◆ Aim of the task:
Scan the data below and copy each line where "scenario" occurs.

◆ Available records:

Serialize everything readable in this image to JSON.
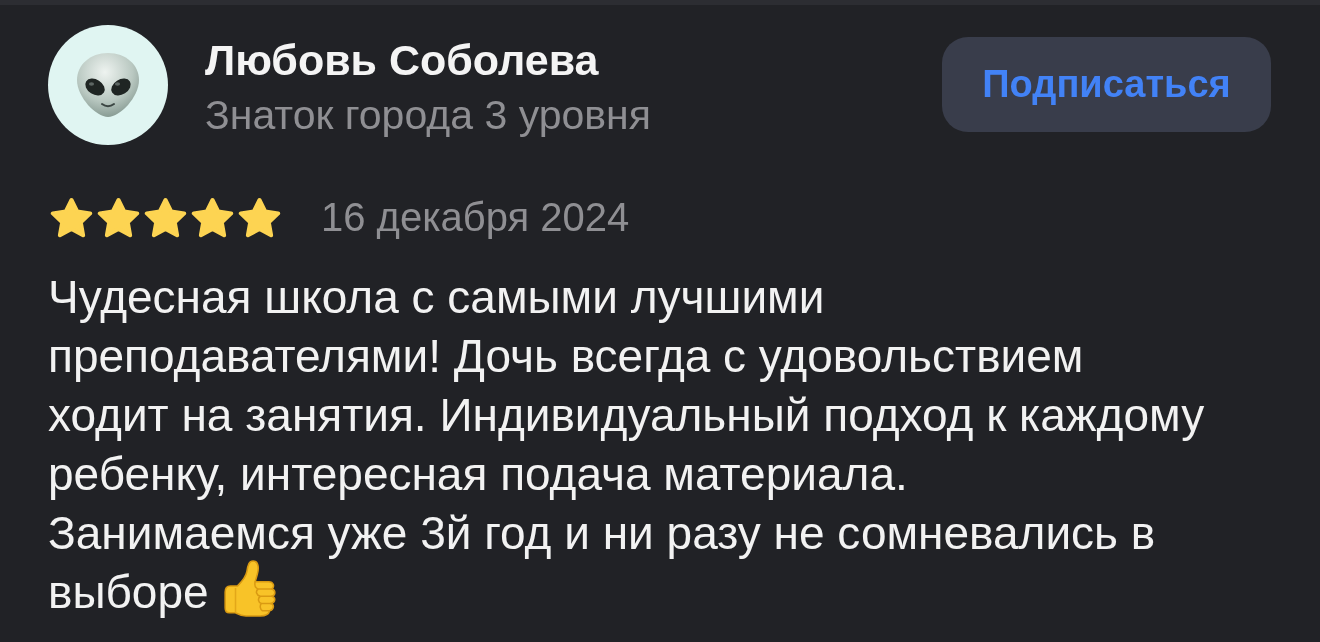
{
  "author": {
    "name": "Любовь Соболева",
    "rank": "Знаток города 3 уровня"
  },
  "subscribe_button": {
    "label": "Подписаться"
  },
  "review": {
    "stars": 5,
    "date": "16 декабря 2024",
    "lines": [
      "Чудесная школа с самыми лучшими",
      "преподавателями! Дочь всегда с удовольствием",
      "ходит на занятия. Индивидуальный подход к каждому",
      "ребенку, интересная подача материала.",
      "Занимаемся уже 3й год и ни разу не сомневались в",
      "выборе"
    ]
  }
}
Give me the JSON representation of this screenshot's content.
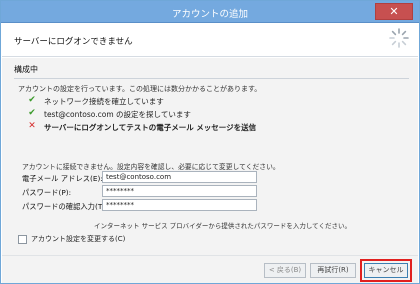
{
  "window": {
    "title": "アカウントの追加",
    "close_glyph": "✕"
  },
  "header": {
    "heading": "サーバーにログオンできません"
  },
  "content": {
    "section_title": "構成中",
    "description": "アカウントの設定を行っています。この処理には数分かかることがあります。",
    "steps": [
      {
        "status": "ok",
        "label": "ネットワーク接続を確立しています"
      },
      {
        "status": "ok",
        "label": "test@contoso.com の設定を探しています"
      },
      {
        "status": "fail",
        "label": "サーバーにログオンしてテストの電子メール メッセージを送信"
      }
    ],
    "info_text": "アカウントに接続できません。設定内容を確認し、必要に応じて変更してください。",
    "fields": {
      "email": {
        "label": "電子メール アドレス(E):",
        "value": "test@contoso.com"
      },
      "password": {
        "label": "パスワード(P):",
        "value": "********"
      },
      "password_confirm": {
        "label": "パスワードの確認入力(T):",
        "value": "********"
      }
    },
    "hint": "インターネット サービス プロバイダーから提供されたパスワードを入力してください。",
    "change_settings_label": "アカウント設定を変更する(C)"
  },
  "footer": {
    "back_label": "< 戻る(B)",
    "next_label": "再試行(R)",
    "cancel_label": "キャンセル"
  },
  "colors": {
    "titlebar": "#74a9df",
    "ok": "#3a9a2a",
    "fail": "#d62c2c",
    "highlight": "#e0201f"
  },
  "icons": {
    "ok": "checkmark-icon",
    "fail": "x-icon",
    "busy": "busy-spinner-icon"
  }
}
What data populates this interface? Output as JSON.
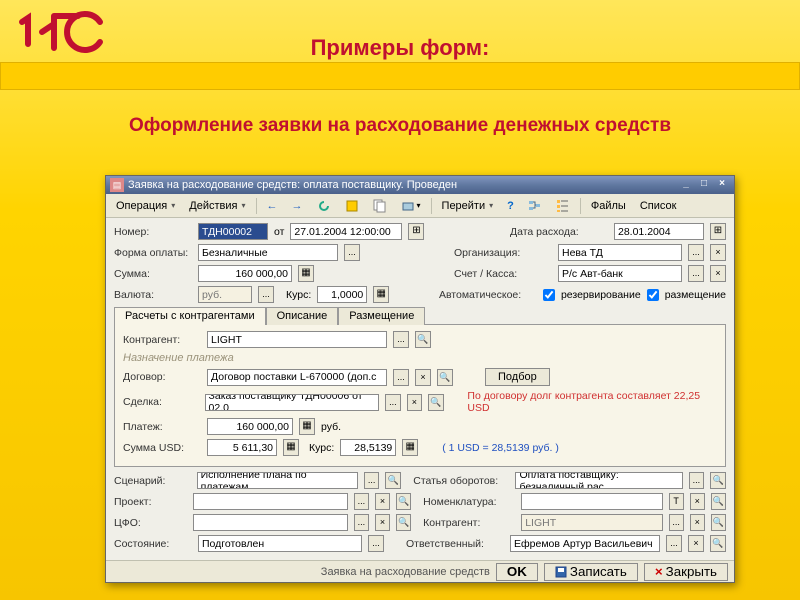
{
  "slide": {
    "title": "Примеры форм:",
    "subtitle": "Оформление заявки на расходование денежных средств"
  },
  "logo": {
    "name": "1c-logo"
  },
  "window": {
    "title": "Заявка на расходование средств: оплата поставщику. Проведен",
    "minimize": "_",
    "maximize": "□",
    "close": "×"
  },
  "toolbar": {
    "operation": "Операция",
    "actions": "Действия",
    "nav_back": "←",
    "nav_fwd": "→",
    "goto": "Перейти",
    "help": "?",
    "files": "Файлы",
    "list": "Список"
  },
  "labels": {
    "number": "Номер:",
    "from": "от",
    "date_exp": "Дата расхода:",
    "pay_form": "Форма оплаты:",
    "org": "Организация:",
    "sum": "Сумма:",
    "acct": "Счет / Касса:",
    "currency": "Валюта:",
    "rate": "Курс:",
    "auto": "Автоматическое:",
    "reserve": "резервирование",
    "placement": "размещение",
    "tab1": "Расчеты с контрагентами",
    "tab2": "Описание",
    "tab3": "Размещение",
    "counterparty": "Контрагент:",
    "purpose": "Назначение платежа",
    "contract": "Договор:",
    "pick": "Подбор",
    "debt_note": "По договору долг контрагента составляет 22,25 USD",
    "deal": "Сделка:",
    "payment": "Платеж:",
    "rub": "руб.",
    "sum_usd": "Сумма USD:",
    "usd_rate": "( 1 USD = 28,5139 руб. )",
    "scenario": "Сценарий:",
    "article": "Статья оборотов:",
    "project": "Проект:",
    "nomenclature": "Номенклатура:",
    "cfo": "ЦФО:",
    "c2": "Контрагент:",
    "state": "Состояние:",
    "responsible": "Ответственный:",
    "footer_hint": "Заявка на расходование средств",
    "ok": "OK",
    "save": "Записать",
    "close": "Закрыть"
  },
  "values": {
    "number": "ТДН00002",
    "date": "27.01.2004 12:00:00",
    "date_exp": "28.01.2004",
    "pay_form": "Безналичные",
    "org": "Нева ТД",
    "sum": "160 000,00",
    "acct": "Р/с Авт-банк",
    "currency": "руб.",
    "rate": "1,0000",
    "counterparty": "LIGHT",
    "contract": "Договор поставки L-670000 (доп.с",
    "deal": "Заказ поставщику ТДН00006 от 02.0",
    "payment": "160 000,00",
    "sum_usd": "5 611,30",
    "rate2": "28,5139",
    "scenario": "Исполнение плана по платежам",
    "article": "Оплата поставщику: безналичный рас",
    "project": "",
    "nomenclature": "",
    "cfo": "",
    "c2": "LIGHT",
    "state": "Подготовлен",
    "responsible": "Ефремов Артур Васильевич"
  }
}
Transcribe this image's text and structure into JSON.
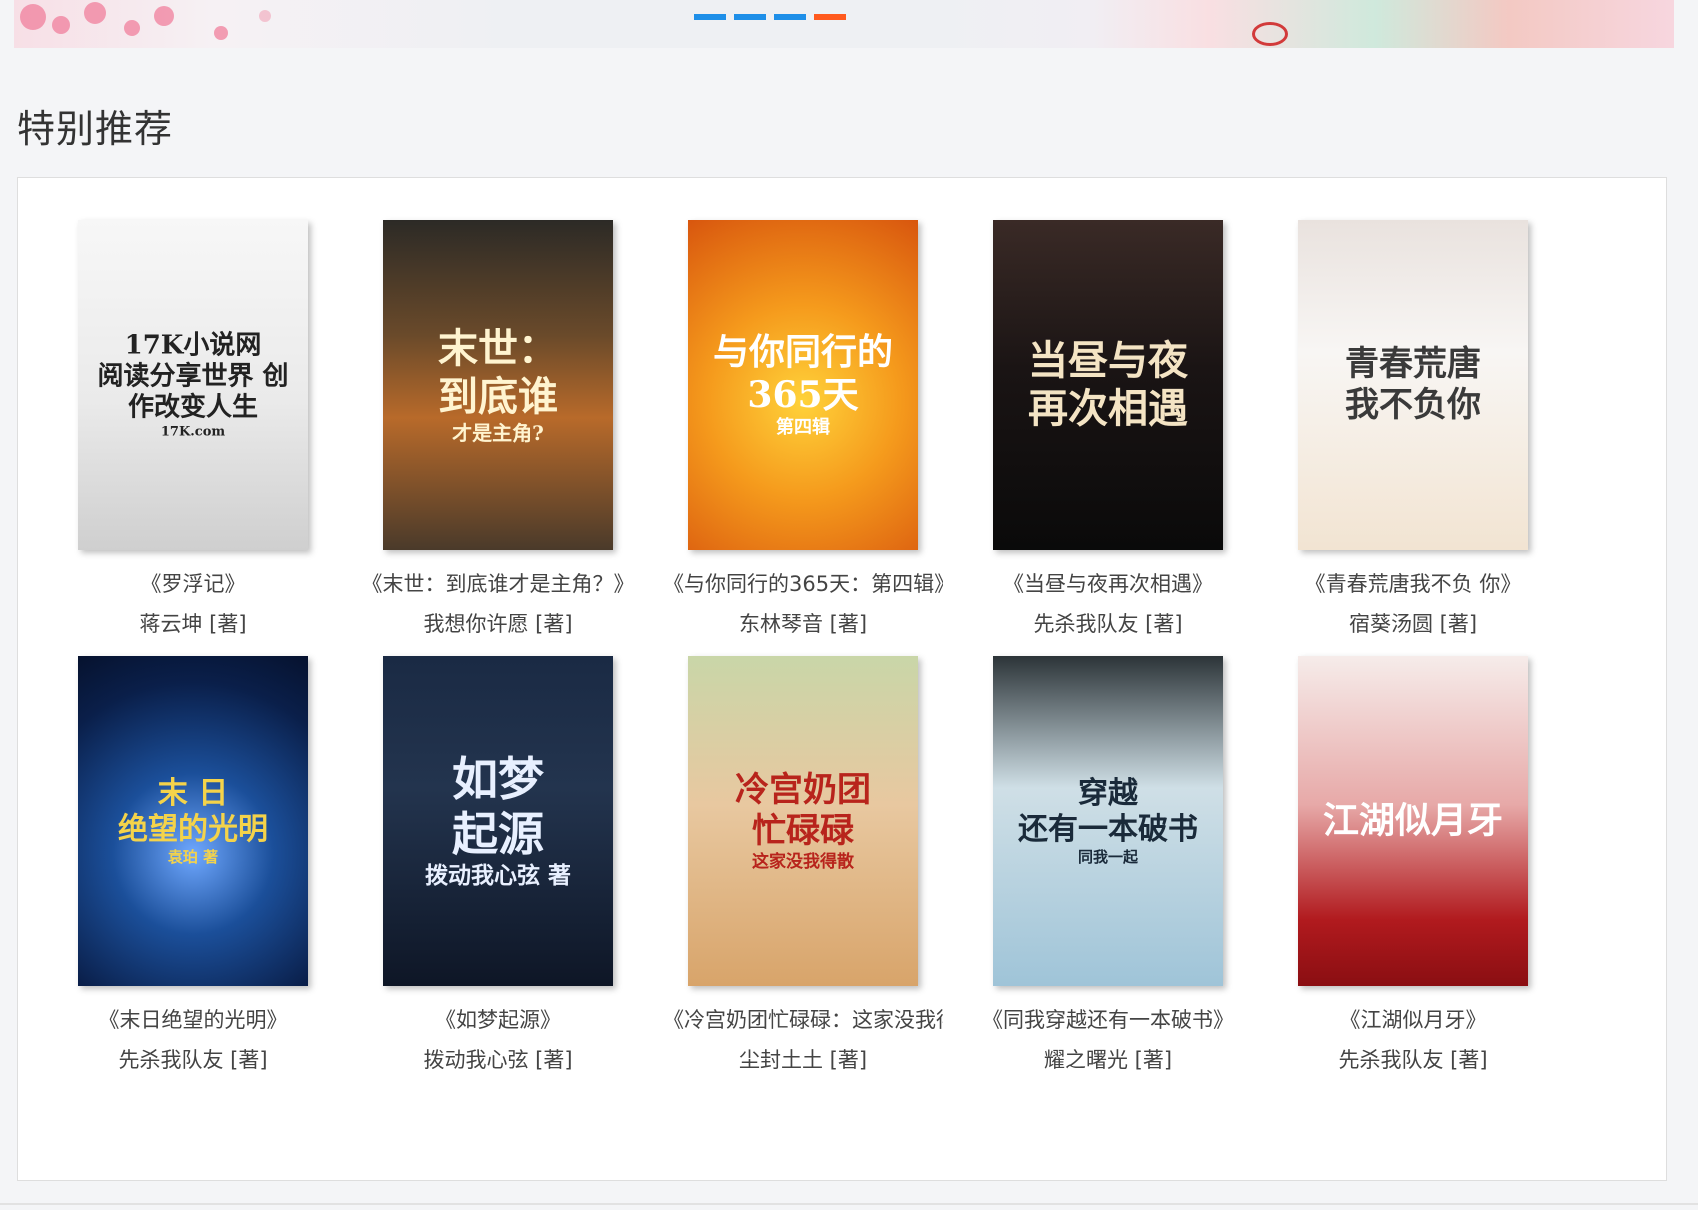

◆ Expected answer:
    "scenario": "Сценарий:",
    "scenario": "Исполнение плана по платежам",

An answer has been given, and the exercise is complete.